WORK ORDER | Print the listing below exactly.

##### DATA UNDER STUDY #####

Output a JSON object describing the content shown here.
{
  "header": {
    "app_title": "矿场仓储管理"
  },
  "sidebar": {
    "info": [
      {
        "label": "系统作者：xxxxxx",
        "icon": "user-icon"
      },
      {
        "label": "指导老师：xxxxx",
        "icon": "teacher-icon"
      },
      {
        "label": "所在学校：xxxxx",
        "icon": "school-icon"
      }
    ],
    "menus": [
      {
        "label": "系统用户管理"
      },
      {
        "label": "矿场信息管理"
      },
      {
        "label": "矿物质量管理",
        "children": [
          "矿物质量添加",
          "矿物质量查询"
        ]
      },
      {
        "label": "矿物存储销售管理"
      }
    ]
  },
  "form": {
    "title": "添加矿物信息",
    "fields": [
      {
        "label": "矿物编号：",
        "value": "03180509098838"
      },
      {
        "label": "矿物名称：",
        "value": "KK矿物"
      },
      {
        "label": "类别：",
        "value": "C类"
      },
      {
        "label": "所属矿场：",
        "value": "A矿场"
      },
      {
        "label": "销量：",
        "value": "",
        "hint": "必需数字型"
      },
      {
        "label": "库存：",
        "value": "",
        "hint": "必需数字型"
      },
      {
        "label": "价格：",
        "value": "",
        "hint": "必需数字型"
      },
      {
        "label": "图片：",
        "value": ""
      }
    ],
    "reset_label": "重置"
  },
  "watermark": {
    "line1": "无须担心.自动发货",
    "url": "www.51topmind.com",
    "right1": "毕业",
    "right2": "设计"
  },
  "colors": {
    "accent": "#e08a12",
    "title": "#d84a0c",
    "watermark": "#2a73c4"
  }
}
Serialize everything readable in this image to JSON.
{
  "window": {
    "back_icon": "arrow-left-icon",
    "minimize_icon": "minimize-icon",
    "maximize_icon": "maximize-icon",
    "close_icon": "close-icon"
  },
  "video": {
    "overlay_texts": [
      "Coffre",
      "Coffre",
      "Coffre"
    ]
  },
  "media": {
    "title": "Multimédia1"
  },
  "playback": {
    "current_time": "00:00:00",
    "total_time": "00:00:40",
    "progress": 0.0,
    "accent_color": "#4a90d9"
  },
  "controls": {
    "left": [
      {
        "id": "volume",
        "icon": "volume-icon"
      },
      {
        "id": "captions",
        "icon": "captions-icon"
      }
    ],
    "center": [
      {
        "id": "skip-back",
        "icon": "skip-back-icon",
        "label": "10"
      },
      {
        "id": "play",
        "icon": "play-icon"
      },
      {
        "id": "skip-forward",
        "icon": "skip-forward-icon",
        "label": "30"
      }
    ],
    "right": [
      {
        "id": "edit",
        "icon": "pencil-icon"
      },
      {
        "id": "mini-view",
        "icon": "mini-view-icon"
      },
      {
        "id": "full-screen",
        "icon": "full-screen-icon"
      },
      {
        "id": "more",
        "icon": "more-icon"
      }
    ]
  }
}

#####

OUTPUT FOR THIS EXERCISE |
Output a JSON object describing the content shown here.
{
  "header": {
    "app_title": "矿场仓储管理"
  },
  "sidebar": {
    "info": [
      {
        "label": "系统作者：xxxxxx",
        "icon": "user-icon"
      },
      {
        "label": "指导老师：xxxxx",
        "icon": "teacher-icon"
      },
      {
        "label": "所在学校：xxxxx",
        "icon": "school-icon"
      }
    ],
    "menus": [
      {
        "label": "系统用户管理"
      },
      {
        "label": "矿场信息管理"
      },
      {
        "label": "矿物质量管理",
        "children": [
          "矿物质量添加",
          "矿物质量查询"
        ]
      },
      {
        "label": "矿物存储销售管理"
      }
    ]
  },
  "form": {
    "title": "添加矿物信息",
    "fields": [
      {
        "label": "矿物编号：",
        "value": "03180509098838"
      },
      {
        "label": "矿物名称：",
        "value": "KK矿物"
      },
      {
        "label": "类别：",
        "value": "C类"
      },
      {
        "label": "所属矿场：",
        "value": "A矿场"
      },
      {
        "label": "销量：",
        "value": "",
        "hint": "必需数字型"
      },
      {
        "label": "库存：",
        "value": "",
        "hint": "必需数字型"
      },
      {
        "label": "价格：",
        "value": "",
        "hint": "必需数字型"
      },
      {
        "label": "图片：",
        "value": ""
      }
    ],
    "reset_label": "重置"
  },
  "watermark": {
    "line1": "无须担心.自动发货",
    "url": "www.51topmind.com",
    "right1": "毕业",
    "right2": "设计"
  },
  "colors": {
    "accent": "#e08a12",
    "title": "#d84a0c",
    "watermark": "#2a73c4"
  }
}
Serialize everything readable in this image to JSON.
{
  "window": {
    "back_icon": "arrow-left-icon",
    "minimize_icon": "minimize-icon",
    "maximize_icon": "maximize-icon",
    "close_icon": "close-icon"
  },
  "video": {
    "overlay_texts": [
      "Coffre",
      "Coffre",
      "Coffre"
    ]
  },
  "media": {
    "title": "Multimédia1"
  },
  "playback": {
    "current_time": "00:00:00",
    "total_time": "00:00:40",
    "progress": 0.0,
    "accent_color": "#4a90d9"
  },
  "controls": {
    "left": [
      {
        "id": "volume",
        "icon": "volume-icon"
      },
      {
        "id": "captions",
        "icon": "captions-icon"
      }
    ],
    "center": [
      {
        "id": "skip-back",
        "icon": "skip-back-icon",
        "label": "10"
      },
      {
        "id": "play",
        "icon": "play-icon"
      },
      {
        "id": "skip-forward",
        "icon": "skip-forward-icon",
        "label": "30"
      }
    ],
    "right": [
      {
        "id": "edit",
        "icon": "pencil-icon"
      },
      {
        "id": "mini-view",
        "icon": "mini-view-icon"
      },
      {
        "id": "full-screen",
        "icon": "full-screen-icon"
      },
      {
        "id": "more",
        "icon": "more-icon"
      }
    ]
  }
}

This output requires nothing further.